- **WHAT IS NEEDED**
The records below are to be set down again exactly, with the pictures left out.

Excerpts from an interface dataset
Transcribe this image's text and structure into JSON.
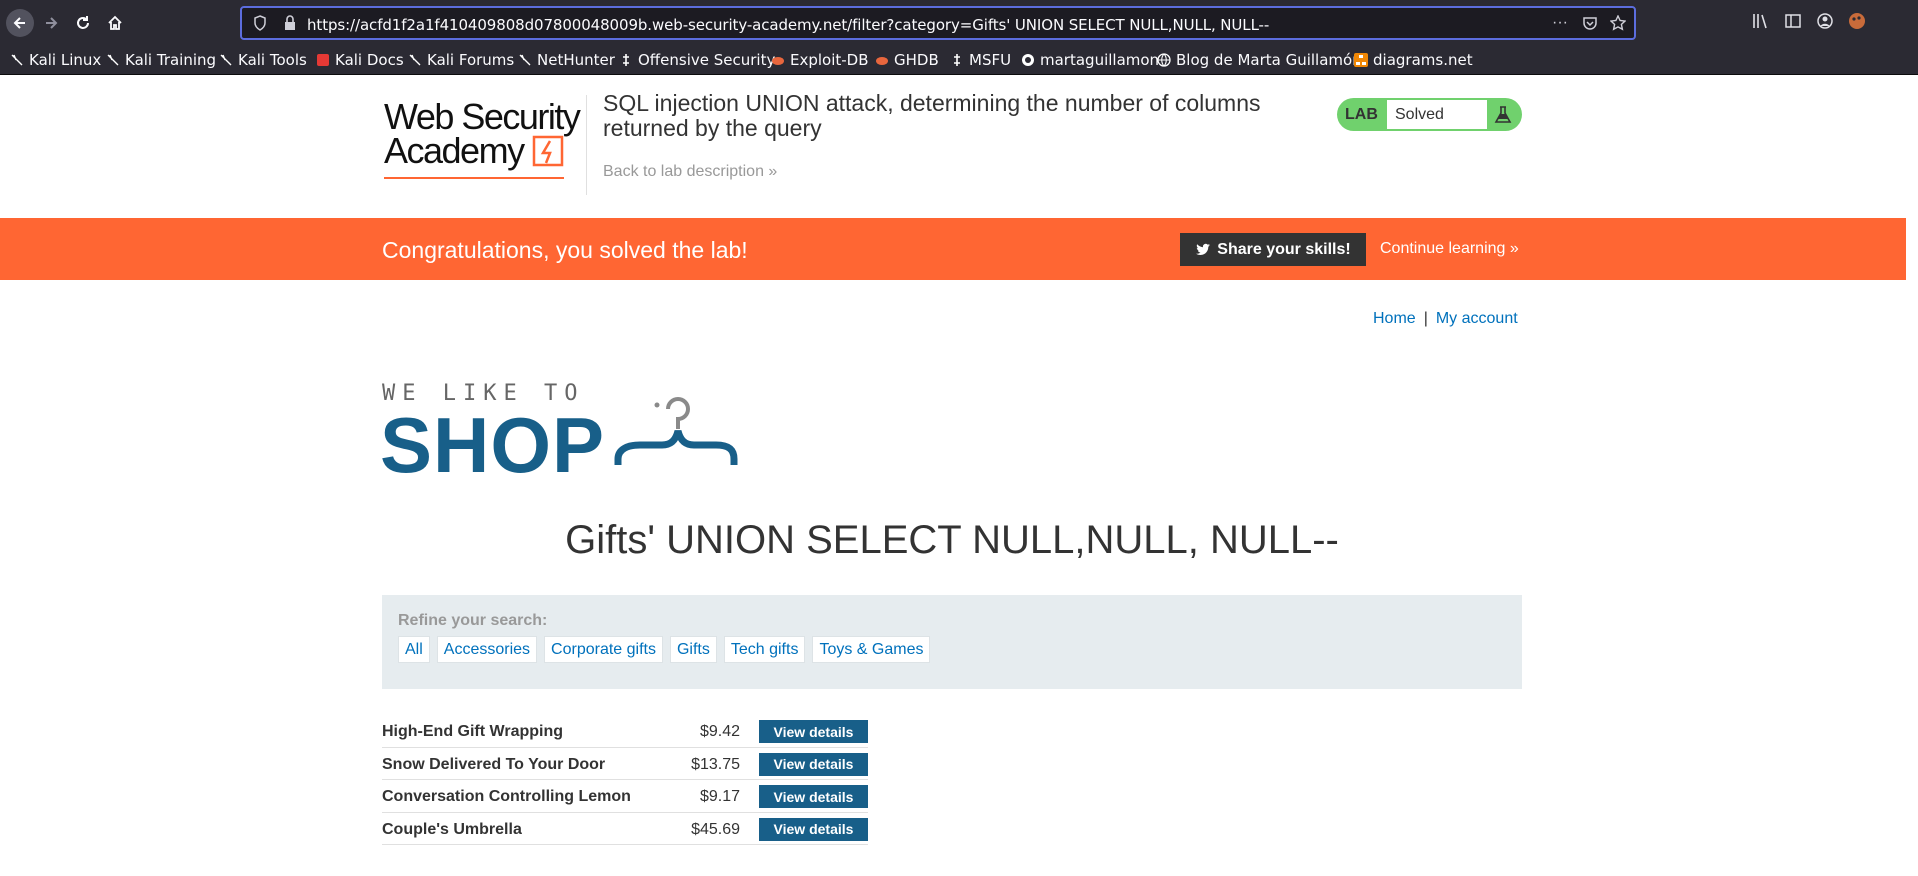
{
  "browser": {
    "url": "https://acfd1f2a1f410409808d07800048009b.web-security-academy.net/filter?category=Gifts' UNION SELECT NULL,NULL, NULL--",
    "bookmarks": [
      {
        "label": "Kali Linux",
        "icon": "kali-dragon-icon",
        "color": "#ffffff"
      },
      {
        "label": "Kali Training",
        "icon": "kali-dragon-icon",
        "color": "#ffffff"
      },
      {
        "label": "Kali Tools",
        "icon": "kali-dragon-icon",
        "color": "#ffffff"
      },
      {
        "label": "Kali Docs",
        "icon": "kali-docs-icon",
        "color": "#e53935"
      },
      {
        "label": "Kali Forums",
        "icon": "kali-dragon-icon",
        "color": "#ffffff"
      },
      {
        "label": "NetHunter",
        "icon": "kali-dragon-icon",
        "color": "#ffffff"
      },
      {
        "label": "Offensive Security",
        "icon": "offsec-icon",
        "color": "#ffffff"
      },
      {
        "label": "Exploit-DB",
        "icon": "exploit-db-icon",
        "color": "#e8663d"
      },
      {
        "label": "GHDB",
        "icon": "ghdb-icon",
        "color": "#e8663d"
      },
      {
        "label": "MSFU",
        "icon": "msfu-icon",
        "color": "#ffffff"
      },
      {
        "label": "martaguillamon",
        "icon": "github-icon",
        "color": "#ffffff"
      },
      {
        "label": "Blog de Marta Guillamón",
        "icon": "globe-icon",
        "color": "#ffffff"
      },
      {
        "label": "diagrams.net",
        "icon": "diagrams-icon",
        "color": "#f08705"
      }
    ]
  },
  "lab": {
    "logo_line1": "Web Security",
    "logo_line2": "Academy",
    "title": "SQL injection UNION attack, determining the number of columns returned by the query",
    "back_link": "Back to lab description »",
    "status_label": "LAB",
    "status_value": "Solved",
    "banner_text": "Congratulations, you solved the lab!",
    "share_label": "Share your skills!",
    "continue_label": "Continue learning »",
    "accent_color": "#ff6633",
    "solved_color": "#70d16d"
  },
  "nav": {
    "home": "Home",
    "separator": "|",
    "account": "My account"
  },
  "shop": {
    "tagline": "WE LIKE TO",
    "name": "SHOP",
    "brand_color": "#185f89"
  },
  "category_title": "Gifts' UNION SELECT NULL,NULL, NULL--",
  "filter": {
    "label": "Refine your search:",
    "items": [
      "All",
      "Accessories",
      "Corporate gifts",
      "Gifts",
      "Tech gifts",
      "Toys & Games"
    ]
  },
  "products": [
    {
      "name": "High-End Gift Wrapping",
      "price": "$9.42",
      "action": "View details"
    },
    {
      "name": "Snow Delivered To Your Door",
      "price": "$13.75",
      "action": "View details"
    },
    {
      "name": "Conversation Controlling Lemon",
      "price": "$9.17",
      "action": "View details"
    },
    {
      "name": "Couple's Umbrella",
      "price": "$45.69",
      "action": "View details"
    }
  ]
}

- **WRITTEN ANSWER**
Transcribe this image's text and structure into JSON.
{
  "browser": {
    "url": "https://acfd1f2a1f410409808d07800048009b.web-security-academy.net/filter?category=Gifts' UNION SELECT NULL,NULL, NULL--",
    "bookmarks": [
      {
        "label": "Kali Linux",
        "icon": "kali-dragon-icon",
        "color": "#ffffff"
      },
      {
        "label": "Kali Training",
        "icon": "kali-dragon-icon",
        "color": "#ffffff"
      },
      {
        "label": "Kali Tools",
        "icon": "kali-dragon-icon",
        "color": "#ffffff"
      },
      {
        "label": "Kali Docs",
        "icon": "kali-docs-icon",
        "color": "#e53935"
      },
      {
        "label": "Kali Forums",
        "icon": "kali-dragon-icon",
        "color": "#ffffff"
      },
      {
        "label": "NetHunter",
        "icon": "kali-dragon-icon",
        "color": "#ffffff"
      },
      {
        "label": "Offensive Security",
        "icon": "offsec-icon",
        "color": "#ffffff"
      },
      {
        "label": "Exploit-DB",
        "icon": "exploit-db-icon",
        "color": "#e8663d"
      },
      {
        "label": "GHDB",
        "icon": "ghdb-icon",
        "color": "#e8663d"
      },
      {
        "label": "MSFU",
        "icon": "msfu-icon",
        "color": "#ffffff"
      },
      {
        "label": "martaguillamon",
        "icon": "github-icon",
        "color": "#ffffff"
      },
      {
        "label": "Blog de Marta Guillamón",
        "icon": "globe-icon",
        "color": "#ffffff"
      },
      {
        "label": "diagrams.net",
        "icon": "diagrams-icon",
        "color": "#f08705"
      }
    ]
  },
  "lab": {
    "logo_line1": "Web Security",
    "logo_line2": "Academy",
    "title": "SQL injection UNION attack, determining the number of columns returned by the query",
    "back_link": "Back to lab description »",
    "status_label": "LAB",
    "status_value": "Solved",
    "banner_text": "Congratulations, you solved the lab!",
    "share_label": "Share your skills!",
    "continue_label": "Continue learning »",
    "accent_color": "#ff6633",
    "solved_color": "#70d16d"
  },
  "nav": {
    "home": "Home",
    "separator": "|",
    "account": "My account"
  },
  "shop": {
    "tagline": "WE LIKE TO",
    "name": "SHOP",
    "brand_color": "#185f89"
  },
  "category_title": "Gifts' UNION SELECT NULL,NULL, NULL--",
  "filter": {
    "label": "Refine your search:",
    "items": [
      "All",
      "Accessories",
      "Corporate gifts",
      "Gifts",
      "Tech gifts",
      "Toys & Games"
    ]
  },
  "products": [
    {
      "name": "High-End Gift Wrapping",
      "price": "$9.42",
      "action": "View details"
    },
    {
      "name": "Snow Delivered To Your Door",
      "price": "$13.75",
      "action": "View details"
    },
    {
      "name": "Conversation Controlling Lemon",
      "price": "$9.17",
      "action": "View details"
    },
    {
      "name": "Couple's Umbrella",
      "price": "$45.69",
      "action": "View details"
    }
  ]
}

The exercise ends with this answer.